I’ve started using a new retinol product which I believe will help with my cystic acne- and I already want to see results! I’m trying to stay positive and remind myself that I need to be patient. Someone give me strength!

5) It’s not your fault!

Everything within the body is linked; nothing in the body works independently. This is the same for the skin! Changes in the skin can be linked to hormonal fluctuation, mental health including stress and anxiety and other underlying conditions (such as gut issues).

You can have the best skincare routine in the world and eat all the right things and suddenly start developing cystic acne because of something completely out of your control. Cystic acne usually has a deeper cause, so be kind to yourself and cut yourself some slack!

I highly recommend seeing a doctor or dermatologist if you develop new, significant acne because it can be a sign of different changes or unbalances within the body. I personally would head straight to my GP were it not for the current Coronavirus situation.

6) Acne can really knock your confidence

As I mentioned before, I was really happy with the state of my skin before this acneic flare-up. My skin was quite balanced and even in tone, and I was becoming more and more confident in my appearance.

Now I notice I’m self-conscious about my skin. Acne can make you feel like you have a target on your face, and that everyone will notice it when looking at you.

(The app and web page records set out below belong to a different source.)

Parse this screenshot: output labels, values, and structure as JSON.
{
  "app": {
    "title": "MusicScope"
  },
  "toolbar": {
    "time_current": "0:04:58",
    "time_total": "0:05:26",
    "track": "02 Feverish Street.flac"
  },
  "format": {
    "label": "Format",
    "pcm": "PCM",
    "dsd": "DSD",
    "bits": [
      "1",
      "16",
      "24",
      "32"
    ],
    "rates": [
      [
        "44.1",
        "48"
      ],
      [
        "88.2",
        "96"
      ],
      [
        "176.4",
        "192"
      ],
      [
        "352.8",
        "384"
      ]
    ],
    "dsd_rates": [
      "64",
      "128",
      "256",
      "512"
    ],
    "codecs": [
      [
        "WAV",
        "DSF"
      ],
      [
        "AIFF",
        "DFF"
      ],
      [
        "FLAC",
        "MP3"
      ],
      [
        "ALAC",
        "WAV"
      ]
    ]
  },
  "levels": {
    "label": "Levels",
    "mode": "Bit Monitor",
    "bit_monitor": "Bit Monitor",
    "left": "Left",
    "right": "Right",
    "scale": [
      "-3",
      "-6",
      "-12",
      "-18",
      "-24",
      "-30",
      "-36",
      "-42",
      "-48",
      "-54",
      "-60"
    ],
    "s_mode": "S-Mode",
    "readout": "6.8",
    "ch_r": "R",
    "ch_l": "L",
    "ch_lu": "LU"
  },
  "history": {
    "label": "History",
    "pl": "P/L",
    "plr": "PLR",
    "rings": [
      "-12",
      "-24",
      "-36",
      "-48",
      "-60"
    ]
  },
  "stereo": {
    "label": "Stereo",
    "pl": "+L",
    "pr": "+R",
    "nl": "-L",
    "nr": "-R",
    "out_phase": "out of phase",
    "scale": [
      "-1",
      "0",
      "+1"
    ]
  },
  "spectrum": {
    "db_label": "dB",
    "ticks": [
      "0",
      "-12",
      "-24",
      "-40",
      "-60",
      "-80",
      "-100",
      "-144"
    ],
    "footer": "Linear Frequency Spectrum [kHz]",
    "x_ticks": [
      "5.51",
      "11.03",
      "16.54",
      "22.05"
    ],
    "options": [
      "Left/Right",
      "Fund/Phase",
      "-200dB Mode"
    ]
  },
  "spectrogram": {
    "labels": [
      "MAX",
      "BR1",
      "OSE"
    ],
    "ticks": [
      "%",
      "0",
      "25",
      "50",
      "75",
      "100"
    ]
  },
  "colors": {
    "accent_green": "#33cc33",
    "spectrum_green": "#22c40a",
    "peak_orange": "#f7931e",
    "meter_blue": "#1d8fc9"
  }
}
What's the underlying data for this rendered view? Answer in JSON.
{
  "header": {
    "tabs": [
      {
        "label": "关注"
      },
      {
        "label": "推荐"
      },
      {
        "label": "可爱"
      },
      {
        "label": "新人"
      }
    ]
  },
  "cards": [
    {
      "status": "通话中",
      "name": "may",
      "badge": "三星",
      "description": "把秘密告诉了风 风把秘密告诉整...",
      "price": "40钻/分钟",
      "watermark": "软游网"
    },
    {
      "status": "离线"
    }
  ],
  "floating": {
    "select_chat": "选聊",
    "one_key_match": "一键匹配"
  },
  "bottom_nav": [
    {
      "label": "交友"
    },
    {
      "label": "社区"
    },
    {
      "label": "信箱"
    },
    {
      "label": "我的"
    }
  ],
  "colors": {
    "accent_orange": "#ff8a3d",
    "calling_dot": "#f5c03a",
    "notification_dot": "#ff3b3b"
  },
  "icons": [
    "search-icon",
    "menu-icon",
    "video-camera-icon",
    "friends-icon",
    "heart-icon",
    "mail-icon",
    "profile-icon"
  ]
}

And it’s worse when people comment on it!

But for the most part, this isn’t really the case. When I look at other people with acne, I see them as just that; someone WITH acne. The acne doesn’t define them. I try to remind myself of this fact to take some of the pressure off myself.

7) Try and be patient with others

For the most part, when people comment on your acne, they’re just trying to be helpful. But this doesn’t stop the comments, looks and unsolicited advice from being annoying or hurtful!

Although people mean well, it can definitely be frustrating when people give you advice that you don’t ask for, especially when most people with acne have almost tried it all!

And it’s certainly not pleasant when your grandma repeatedly says she wants to pop your spot. Anyway, moving on…


I hope that you found these 7 points useful. Acne is so complex, and it can be such a blow to our confidence and self-esteem. Try to stay positive and investigate the potential causes of the changes in your skin if you have the means to.

Please consider to subscribing to my blog below before you go; it really helps me to carry on blogging!

Bye for now,


This blog post contains affiliate links. If you purchase this product through my site it doesn’t cost you anything extra and I can earn a small commission.


One thought on “Acne Tips: What Acne has Taught me about Skin Health and Mental Health

Leave a Reply

Fill in your details below or click an icon to log in: Logo

You are commenting using your account. Log Out /  Change )

Twitter picture

You are commenting using your Twitter account. Log Out /  Change )

Facebook photo

You are commenting using your Facebook account. Log Out /  Change )

Connecting to %s

%d bloggers like this: